#### Problem to solve:
Look through the data below. Pick out the lines holding the string "выключатель".

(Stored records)
--------------------------------------------------

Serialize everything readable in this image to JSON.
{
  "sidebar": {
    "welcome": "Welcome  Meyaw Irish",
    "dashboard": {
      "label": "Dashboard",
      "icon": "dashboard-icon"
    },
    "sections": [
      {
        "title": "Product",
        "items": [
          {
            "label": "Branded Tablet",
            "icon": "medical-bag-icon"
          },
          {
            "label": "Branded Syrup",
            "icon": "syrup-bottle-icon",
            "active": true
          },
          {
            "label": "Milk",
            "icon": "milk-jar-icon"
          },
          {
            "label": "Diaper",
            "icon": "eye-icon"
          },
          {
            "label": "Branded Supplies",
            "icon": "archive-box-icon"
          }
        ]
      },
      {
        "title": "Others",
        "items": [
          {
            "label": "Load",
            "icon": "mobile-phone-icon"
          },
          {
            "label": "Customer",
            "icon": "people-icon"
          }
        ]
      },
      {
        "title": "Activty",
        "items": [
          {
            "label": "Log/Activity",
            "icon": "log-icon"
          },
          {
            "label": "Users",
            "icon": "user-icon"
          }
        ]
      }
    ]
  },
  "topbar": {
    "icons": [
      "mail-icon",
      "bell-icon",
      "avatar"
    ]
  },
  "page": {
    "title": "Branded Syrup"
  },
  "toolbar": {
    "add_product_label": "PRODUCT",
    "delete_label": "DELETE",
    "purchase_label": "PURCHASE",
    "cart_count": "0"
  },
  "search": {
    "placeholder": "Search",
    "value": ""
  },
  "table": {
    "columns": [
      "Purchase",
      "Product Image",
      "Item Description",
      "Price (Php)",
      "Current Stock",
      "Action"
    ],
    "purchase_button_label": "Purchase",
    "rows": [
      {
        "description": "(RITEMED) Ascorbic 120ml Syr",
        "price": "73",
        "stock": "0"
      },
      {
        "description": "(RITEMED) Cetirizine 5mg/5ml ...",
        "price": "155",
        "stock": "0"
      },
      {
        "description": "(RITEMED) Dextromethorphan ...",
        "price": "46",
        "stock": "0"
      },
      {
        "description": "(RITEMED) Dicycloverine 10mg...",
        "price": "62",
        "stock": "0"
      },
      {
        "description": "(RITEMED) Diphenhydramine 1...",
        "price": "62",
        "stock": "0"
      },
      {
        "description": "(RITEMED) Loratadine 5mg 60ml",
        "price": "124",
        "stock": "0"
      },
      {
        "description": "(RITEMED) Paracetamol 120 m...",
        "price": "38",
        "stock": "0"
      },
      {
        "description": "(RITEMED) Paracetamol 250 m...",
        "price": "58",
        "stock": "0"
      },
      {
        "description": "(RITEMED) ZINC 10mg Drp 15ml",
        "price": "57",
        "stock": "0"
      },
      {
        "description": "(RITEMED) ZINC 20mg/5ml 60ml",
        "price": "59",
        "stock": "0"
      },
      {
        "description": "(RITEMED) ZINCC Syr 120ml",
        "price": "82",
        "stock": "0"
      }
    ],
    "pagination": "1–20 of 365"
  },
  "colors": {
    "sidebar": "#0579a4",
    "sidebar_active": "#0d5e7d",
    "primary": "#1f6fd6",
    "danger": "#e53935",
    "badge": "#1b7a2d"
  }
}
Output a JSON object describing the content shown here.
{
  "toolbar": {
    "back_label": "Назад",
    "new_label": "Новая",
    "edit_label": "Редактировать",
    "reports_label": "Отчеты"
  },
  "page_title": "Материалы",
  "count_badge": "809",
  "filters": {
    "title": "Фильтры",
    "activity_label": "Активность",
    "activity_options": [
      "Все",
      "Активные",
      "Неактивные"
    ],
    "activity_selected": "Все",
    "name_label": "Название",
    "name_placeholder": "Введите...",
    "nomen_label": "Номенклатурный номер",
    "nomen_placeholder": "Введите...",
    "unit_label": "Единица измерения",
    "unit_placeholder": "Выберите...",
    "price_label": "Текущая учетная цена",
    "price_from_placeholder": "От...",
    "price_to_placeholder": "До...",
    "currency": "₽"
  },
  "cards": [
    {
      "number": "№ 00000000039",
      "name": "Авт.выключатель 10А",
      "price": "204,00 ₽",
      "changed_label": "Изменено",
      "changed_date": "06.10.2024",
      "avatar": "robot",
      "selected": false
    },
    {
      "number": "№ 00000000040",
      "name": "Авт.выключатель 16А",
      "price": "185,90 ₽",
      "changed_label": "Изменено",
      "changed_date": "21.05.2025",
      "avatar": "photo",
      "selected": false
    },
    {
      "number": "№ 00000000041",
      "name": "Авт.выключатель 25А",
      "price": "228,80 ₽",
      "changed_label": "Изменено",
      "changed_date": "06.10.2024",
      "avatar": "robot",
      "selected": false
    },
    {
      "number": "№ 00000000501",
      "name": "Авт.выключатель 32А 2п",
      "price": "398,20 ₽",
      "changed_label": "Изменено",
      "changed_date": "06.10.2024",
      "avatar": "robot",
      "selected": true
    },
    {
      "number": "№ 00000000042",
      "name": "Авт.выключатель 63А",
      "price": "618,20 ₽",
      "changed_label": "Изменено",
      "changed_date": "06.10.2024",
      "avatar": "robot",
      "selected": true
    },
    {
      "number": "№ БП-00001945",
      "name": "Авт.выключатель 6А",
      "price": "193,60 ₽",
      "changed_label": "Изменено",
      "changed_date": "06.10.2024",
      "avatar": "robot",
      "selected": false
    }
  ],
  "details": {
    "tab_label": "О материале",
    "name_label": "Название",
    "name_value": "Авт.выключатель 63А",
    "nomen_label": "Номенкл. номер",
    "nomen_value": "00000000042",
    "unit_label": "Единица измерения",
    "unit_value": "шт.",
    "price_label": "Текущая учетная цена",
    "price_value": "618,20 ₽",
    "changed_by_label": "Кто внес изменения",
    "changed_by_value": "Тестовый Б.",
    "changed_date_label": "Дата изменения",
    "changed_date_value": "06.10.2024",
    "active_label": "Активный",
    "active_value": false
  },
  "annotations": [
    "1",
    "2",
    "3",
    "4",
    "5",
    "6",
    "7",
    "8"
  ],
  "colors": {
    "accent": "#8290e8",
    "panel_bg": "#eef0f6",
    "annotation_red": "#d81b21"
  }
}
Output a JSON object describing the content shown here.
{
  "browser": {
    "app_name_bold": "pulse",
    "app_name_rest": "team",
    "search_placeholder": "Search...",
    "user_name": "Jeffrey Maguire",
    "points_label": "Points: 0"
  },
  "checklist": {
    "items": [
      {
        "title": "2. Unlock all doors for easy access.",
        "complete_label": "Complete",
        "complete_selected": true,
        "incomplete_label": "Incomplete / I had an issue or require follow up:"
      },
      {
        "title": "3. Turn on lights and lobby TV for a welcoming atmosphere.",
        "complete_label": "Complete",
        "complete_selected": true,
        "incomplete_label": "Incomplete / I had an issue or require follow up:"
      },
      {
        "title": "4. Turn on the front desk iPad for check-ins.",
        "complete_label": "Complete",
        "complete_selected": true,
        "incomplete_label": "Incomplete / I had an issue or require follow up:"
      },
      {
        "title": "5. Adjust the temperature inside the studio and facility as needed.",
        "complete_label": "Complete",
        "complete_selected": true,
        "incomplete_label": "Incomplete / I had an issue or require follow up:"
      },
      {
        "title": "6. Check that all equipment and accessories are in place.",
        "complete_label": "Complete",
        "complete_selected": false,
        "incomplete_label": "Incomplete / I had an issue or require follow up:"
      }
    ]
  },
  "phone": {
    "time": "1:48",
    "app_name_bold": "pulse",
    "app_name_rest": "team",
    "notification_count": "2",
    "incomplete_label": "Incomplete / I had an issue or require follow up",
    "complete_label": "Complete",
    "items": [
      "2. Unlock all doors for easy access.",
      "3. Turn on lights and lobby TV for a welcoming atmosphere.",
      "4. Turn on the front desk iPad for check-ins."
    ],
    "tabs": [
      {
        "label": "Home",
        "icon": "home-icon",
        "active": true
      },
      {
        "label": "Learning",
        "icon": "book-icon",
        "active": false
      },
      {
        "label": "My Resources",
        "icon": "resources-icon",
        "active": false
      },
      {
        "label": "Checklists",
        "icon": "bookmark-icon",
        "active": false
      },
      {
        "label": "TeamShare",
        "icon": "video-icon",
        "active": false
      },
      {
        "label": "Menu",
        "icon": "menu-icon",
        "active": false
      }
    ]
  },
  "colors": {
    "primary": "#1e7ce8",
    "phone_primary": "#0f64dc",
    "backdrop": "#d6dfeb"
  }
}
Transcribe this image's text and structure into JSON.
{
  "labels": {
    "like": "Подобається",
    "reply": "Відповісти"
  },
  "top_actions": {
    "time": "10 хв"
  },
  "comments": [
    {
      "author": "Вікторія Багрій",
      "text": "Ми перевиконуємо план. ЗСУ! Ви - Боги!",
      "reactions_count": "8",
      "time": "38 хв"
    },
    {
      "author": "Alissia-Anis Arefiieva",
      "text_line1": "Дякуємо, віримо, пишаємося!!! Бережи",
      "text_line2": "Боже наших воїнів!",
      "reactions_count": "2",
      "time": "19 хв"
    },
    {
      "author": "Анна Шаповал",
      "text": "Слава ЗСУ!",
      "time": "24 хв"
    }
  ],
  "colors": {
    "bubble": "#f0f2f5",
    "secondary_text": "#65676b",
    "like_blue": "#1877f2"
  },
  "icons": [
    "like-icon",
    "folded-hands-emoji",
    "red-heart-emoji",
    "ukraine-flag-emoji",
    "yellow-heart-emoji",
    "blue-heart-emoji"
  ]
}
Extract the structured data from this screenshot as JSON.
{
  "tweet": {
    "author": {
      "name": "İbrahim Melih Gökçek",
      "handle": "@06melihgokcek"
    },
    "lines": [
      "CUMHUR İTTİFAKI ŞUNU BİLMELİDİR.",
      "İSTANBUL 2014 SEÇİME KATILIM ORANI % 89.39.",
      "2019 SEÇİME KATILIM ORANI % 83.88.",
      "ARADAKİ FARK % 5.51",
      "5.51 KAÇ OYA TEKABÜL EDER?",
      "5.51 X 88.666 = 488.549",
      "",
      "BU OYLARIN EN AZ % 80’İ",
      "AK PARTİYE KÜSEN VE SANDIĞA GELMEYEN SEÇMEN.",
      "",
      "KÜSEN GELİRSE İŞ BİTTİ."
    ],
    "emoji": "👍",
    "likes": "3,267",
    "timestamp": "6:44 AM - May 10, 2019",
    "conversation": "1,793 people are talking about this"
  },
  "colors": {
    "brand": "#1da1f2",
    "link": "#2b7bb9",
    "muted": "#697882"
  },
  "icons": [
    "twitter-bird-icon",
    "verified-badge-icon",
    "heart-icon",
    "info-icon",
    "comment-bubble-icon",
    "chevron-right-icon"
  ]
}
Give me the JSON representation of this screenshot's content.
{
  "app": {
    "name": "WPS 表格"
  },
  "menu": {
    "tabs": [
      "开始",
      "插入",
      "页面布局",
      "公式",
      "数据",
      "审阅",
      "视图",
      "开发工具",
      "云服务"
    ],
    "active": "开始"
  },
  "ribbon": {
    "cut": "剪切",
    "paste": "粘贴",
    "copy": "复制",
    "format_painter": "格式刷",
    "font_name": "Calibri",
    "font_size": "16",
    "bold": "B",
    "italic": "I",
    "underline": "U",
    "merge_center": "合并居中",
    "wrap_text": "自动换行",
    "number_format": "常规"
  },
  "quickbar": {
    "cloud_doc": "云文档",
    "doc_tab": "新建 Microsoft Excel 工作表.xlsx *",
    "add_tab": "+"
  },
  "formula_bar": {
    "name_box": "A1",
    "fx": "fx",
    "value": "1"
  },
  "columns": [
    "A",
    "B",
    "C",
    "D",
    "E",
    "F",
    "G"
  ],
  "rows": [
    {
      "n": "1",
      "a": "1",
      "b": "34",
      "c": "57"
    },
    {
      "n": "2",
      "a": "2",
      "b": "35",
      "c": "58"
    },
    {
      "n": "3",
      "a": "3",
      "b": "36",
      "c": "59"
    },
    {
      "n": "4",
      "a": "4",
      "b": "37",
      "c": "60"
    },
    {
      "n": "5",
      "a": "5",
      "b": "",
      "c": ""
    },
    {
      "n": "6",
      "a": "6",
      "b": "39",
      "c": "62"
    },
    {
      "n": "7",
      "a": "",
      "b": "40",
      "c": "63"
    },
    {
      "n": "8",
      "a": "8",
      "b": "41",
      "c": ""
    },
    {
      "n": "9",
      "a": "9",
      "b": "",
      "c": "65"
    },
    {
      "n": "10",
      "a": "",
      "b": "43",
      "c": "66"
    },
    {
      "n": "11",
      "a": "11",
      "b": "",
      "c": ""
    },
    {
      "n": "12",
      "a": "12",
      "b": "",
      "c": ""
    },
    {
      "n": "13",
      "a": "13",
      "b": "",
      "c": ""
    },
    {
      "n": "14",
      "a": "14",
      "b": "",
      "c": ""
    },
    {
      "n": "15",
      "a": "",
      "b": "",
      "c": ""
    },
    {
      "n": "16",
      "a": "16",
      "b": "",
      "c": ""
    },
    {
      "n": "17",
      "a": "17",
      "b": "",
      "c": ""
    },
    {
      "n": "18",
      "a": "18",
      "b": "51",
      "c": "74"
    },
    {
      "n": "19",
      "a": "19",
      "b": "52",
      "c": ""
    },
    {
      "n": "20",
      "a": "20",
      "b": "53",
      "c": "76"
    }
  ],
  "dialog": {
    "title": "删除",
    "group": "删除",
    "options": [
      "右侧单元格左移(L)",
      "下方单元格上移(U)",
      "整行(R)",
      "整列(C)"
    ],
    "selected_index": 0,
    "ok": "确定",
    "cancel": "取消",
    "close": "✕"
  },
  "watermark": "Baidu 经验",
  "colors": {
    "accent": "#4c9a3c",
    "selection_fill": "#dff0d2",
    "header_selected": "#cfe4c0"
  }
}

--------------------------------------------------

#### Your solution:
      "name": "Авт.выключатель 10А",
      "name": "Авт.выключатель 16А",
      "name": "Авт.выключатель 25А",
      "name": "Авт.выключатель 32А 2п",
      "name": "Авт.выключатель 63А",
      "name": "Авт.выключатель 6А",
    "name_value": "Авт.выключатель 63А",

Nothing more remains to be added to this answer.